'David Horrell's nuanced study significantly advances the conversation about Pauline ethics. Engaging in patient and respectful dialogue with a variety of scholarly viewpoints, Horrell depicts a Paul whose deepest moral commitments focus on community solidarity and other-regard, as defined by the pattern of Christ's self-giving death. His judicious exegesis shows that Paul's ethics cannot be boxed in to either a "communitarian" or a "liberal" perspective; thus, Horrell's reading of Paul offers a mediating voice that suggests a way beyond certain impasses in contemporary ethical debate. At the same time, the book shows how social-scientific analysis of Paul's letters can be brought into fruitful engagement with theological exegesis. Anyone who reads Horrell's richly synthetic work, therefore, will be challenged to think more precisely about matters of central importance.' Richard B. Hays, George Washington Ivey Professor of New Testament, The Divinity School, Duke University, USA.
'Horrell's two-way conversation between contemporary ethics and Paul fills a gaping hole; and fills it beautifully. For those who take their lives seriously in our complex global society, this book is too important to be missed.' Ann Jervis, Associate Professor of New Testament, Wycliffe College, Toronto.
'David Horrell has put us all in his debt with this careful, but penetrating study. Ethics is too often a neglected element in the study of Paul, but Horrell shows how these key issues of solidarity and other-regard for difference lie at the heart of Paul's theology and his entire mission. Furthermore, in relating them to the current debate about liberals and communitarians, Horrell has produced a thorough-going account which is as relevant for today as it is exciting to read. Not only will this book be essential reading for both ethicists and New Testament scholars, I hope it will also provoke greater debate and dialogue between the disciplines.' The Reverend Dr Richard A Burridge, Dean of King's College London, UK.
'D.G.Horell discovers in his new book three basic values underlying the moral world of Paul: corporate solidarity, difference to other people and other-regard. His results are an important contribution to our understanding of Paul's ethics. He succeeds in locating them in the contemporary ethical debate between liberals and communitarians, i.e. between our search for universal norms and our commitment to the 'local' traditions of our concrete communities. There is much exegetical and moral wisdom in this lucidly written book, a wisdom which avoids simplifications and the peril of modernizing Paul. The Paul we encounter in this book is no eccentric, but a serious moral thinker of Early Christianity wrestling with problems which are not out of date, but which recur again and again in our life.' Gerd Theissen, Professor for New Testament, University of Heidelberg, Germany.
'This book is a real gem! Horrell provides a thoroughly readable, but deeply scholarly, study of Pauline ethics. Particularly valuable are insights provided from the social sciences, together with the way in which Horrell relates Paul's ethics with modern ethical theories.

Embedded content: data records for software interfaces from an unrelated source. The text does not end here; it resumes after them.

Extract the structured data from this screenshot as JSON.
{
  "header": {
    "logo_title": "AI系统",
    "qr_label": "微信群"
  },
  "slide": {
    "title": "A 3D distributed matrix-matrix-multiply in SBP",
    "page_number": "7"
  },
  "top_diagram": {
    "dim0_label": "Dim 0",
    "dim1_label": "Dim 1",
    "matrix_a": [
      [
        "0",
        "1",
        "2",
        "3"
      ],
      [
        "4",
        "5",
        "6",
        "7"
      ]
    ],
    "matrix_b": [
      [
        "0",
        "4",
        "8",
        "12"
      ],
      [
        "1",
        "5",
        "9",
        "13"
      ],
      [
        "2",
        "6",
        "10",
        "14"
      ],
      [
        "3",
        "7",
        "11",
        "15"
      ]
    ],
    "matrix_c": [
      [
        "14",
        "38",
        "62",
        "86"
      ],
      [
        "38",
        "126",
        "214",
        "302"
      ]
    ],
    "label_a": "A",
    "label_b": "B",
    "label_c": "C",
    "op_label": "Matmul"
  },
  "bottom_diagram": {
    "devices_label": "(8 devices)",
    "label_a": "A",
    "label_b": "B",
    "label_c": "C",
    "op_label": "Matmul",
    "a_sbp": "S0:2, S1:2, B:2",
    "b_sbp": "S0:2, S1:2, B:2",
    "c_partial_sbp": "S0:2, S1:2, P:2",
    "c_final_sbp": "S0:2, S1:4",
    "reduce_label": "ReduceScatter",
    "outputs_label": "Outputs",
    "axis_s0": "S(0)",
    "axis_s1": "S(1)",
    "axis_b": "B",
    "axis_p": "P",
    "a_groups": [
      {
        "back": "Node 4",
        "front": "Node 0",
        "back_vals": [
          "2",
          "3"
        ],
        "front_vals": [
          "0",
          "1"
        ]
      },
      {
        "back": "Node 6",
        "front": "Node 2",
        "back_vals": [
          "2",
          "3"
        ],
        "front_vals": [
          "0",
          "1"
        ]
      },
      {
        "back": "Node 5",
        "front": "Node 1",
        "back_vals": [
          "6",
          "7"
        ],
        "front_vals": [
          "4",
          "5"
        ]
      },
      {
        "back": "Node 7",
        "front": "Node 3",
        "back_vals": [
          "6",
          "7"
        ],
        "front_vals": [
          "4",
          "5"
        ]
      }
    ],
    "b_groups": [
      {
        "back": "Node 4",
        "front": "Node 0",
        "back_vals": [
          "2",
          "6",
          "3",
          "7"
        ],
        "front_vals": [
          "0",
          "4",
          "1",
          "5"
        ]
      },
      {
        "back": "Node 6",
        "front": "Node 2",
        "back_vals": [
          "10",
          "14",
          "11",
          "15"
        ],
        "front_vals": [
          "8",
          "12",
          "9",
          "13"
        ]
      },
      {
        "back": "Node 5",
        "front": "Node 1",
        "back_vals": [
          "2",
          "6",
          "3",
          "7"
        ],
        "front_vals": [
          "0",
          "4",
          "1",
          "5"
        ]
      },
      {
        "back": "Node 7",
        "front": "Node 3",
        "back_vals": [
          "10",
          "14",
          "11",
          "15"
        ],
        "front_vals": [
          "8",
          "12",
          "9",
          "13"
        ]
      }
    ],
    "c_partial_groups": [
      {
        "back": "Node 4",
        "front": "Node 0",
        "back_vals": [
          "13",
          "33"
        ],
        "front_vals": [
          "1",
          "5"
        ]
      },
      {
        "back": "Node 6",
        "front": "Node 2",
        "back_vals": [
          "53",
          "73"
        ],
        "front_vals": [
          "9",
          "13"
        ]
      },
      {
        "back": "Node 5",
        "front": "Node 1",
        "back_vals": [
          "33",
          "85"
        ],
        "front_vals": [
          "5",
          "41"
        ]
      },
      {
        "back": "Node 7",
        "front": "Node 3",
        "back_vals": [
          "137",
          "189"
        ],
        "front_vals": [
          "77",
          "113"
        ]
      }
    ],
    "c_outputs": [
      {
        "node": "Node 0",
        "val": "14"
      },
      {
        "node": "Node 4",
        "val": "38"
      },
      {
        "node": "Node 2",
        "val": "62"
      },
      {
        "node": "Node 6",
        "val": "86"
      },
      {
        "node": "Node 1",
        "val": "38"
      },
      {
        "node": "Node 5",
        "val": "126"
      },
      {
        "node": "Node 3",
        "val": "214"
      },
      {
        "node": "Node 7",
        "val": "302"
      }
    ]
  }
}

This will be essentialreading for all students of Paul as well as for any wishing to relate the NT to contemporary ethical discussions.' Professor Christopher Tuckett, Pembroke College, Oxford University, UK.
"About this title" may belong to another edition of this title.
Book Description Bloomsbury T&T Clark, 2005. Hardcover. Condition: New. Never used!. Seller Inventory # P110567083349
Book Description Bloomsbury T&T Clark, 2005. Condition: New. book. Seller Inventory # M0567083349